**TASK OBJECTIVE**
Scan the entries that follow for the word "http", then report every line in which it appears.

--- START ---

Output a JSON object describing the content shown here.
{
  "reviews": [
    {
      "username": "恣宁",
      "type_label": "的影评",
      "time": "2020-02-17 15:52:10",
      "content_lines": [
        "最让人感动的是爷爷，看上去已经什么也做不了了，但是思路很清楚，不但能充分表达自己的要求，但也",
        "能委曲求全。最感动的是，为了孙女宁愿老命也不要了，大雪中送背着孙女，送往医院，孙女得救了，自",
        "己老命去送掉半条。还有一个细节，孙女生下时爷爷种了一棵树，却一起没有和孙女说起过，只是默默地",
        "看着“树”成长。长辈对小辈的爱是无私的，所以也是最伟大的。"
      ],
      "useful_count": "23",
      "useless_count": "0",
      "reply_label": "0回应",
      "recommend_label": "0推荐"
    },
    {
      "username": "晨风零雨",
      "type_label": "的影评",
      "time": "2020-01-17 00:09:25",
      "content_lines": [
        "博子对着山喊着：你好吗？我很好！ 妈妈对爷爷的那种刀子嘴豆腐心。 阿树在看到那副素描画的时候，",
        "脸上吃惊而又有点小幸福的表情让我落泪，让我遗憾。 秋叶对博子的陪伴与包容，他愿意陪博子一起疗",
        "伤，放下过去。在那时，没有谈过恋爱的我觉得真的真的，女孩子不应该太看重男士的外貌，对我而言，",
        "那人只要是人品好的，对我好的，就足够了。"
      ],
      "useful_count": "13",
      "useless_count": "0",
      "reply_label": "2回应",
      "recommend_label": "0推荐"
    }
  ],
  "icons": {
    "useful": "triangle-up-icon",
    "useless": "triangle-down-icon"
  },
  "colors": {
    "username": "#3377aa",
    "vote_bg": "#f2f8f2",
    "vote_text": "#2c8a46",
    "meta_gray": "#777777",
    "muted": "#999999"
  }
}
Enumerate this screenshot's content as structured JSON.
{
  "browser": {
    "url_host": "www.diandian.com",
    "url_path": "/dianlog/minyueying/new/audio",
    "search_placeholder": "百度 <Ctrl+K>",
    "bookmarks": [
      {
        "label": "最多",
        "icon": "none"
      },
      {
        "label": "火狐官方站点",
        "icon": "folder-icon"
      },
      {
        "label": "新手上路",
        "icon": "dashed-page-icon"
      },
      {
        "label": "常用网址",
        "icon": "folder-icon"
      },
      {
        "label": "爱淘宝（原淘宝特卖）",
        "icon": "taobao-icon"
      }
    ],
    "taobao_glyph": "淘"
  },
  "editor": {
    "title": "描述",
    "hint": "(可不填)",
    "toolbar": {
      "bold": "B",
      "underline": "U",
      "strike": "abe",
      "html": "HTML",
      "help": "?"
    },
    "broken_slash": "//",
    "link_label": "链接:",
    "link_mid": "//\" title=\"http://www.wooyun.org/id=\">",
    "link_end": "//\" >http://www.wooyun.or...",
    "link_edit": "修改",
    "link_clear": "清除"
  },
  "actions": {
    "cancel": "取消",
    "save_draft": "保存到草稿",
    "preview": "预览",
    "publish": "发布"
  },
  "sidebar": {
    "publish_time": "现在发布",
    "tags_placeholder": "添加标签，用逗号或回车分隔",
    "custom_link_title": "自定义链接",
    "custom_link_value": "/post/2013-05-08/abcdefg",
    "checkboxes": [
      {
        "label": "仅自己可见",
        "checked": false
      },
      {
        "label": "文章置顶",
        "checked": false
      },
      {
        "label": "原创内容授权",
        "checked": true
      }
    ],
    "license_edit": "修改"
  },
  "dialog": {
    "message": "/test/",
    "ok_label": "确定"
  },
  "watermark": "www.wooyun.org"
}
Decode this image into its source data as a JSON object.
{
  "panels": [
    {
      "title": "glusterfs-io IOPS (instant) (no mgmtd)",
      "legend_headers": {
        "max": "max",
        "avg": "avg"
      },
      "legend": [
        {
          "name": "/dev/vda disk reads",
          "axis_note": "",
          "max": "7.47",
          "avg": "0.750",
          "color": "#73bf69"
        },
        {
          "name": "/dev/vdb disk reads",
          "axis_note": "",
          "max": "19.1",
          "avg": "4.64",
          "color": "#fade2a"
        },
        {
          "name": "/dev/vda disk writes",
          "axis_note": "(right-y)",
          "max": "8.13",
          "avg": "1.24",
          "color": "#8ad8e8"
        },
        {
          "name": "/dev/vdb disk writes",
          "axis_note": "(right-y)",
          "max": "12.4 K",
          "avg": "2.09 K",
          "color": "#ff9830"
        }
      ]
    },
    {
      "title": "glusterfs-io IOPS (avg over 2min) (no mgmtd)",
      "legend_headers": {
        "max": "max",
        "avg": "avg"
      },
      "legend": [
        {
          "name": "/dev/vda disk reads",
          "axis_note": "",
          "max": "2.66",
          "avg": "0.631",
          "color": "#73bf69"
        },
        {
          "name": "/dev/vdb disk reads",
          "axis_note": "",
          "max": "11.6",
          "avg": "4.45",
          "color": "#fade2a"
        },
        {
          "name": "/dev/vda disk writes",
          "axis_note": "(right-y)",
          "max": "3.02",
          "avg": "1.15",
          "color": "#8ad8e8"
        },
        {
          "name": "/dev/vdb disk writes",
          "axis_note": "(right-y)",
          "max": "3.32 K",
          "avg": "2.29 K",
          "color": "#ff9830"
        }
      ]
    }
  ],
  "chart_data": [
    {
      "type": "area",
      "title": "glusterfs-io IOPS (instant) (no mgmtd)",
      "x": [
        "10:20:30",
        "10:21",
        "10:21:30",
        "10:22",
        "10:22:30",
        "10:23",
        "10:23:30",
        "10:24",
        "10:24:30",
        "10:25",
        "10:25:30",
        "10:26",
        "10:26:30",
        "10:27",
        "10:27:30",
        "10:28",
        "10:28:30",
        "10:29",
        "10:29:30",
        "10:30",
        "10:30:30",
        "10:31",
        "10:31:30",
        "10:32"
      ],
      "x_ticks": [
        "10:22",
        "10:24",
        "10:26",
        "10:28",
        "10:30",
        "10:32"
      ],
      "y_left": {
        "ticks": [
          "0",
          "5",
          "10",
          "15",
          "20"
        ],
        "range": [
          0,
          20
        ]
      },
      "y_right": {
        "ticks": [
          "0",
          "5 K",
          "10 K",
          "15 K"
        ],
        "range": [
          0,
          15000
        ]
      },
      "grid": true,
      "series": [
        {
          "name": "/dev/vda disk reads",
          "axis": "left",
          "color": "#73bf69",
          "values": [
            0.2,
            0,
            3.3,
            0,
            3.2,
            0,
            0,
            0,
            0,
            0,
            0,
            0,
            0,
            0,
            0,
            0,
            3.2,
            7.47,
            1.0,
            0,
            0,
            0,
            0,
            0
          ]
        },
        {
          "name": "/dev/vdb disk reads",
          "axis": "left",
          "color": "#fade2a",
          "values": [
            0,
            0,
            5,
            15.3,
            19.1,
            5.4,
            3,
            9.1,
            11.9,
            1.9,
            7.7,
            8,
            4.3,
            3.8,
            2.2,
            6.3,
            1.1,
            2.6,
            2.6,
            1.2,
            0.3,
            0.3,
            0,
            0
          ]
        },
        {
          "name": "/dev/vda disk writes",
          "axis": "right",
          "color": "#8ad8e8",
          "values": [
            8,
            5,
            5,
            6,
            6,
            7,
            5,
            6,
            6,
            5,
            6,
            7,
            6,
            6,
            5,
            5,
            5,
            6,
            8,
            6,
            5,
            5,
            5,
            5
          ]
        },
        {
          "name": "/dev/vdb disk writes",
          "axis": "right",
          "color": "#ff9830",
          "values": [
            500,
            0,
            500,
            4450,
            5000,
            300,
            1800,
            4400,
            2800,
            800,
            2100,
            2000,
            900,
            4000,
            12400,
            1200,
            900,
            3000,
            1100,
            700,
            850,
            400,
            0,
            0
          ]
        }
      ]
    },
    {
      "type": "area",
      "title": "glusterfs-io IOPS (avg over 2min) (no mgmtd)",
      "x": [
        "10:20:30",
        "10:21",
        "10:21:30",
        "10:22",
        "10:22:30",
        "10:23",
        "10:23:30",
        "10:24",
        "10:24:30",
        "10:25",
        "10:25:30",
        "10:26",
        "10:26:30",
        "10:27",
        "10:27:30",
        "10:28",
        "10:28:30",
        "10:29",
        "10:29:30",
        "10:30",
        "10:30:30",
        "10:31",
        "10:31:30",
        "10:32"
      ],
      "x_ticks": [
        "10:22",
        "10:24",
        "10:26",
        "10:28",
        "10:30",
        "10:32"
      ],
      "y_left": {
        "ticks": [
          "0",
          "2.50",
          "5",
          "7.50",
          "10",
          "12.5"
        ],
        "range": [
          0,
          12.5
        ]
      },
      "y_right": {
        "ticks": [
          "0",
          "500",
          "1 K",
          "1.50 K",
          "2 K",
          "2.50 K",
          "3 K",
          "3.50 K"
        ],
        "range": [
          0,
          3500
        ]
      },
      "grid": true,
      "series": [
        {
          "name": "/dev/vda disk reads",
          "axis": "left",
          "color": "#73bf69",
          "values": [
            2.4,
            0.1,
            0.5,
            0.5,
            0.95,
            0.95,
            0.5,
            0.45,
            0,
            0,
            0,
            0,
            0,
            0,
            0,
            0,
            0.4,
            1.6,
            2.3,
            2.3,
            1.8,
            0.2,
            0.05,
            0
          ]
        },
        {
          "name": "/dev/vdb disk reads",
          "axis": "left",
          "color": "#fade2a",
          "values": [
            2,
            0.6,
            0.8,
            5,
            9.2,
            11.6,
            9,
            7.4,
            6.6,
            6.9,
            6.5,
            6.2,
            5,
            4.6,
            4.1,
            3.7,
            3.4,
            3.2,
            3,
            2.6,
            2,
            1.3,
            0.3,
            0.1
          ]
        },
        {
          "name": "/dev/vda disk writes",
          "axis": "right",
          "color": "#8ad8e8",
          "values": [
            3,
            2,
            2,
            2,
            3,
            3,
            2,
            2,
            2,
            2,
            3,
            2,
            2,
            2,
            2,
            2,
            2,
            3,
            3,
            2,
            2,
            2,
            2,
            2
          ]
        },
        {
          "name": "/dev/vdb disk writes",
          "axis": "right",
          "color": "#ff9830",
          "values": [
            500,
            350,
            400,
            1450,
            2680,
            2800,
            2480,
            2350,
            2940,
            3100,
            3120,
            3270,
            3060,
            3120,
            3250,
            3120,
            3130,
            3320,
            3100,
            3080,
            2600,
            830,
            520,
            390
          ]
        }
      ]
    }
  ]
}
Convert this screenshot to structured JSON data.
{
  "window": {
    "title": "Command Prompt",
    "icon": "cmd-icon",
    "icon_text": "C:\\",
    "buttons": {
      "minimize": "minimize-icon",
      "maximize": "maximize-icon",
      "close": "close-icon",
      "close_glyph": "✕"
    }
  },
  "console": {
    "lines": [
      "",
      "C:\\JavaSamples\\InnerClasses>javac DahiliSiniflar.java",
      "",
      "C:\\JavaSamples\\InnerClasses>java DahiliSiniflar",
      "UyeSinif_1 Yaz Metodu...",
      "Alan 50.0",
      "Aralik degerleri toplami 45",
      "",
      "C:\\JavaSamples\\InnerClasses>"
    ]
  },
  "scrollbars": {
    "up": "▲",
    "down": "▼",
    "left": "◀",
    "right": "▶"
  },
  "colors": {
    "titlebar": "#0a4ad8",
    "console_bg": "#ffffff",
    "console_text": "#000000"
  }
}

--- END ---

**SOLUTION FOR THIS TASK**
    "link_mid": "//\" title=\"http://www.wooyun.org/id=\">",
    "link_end": "//\" >http://www.wooyun.or...",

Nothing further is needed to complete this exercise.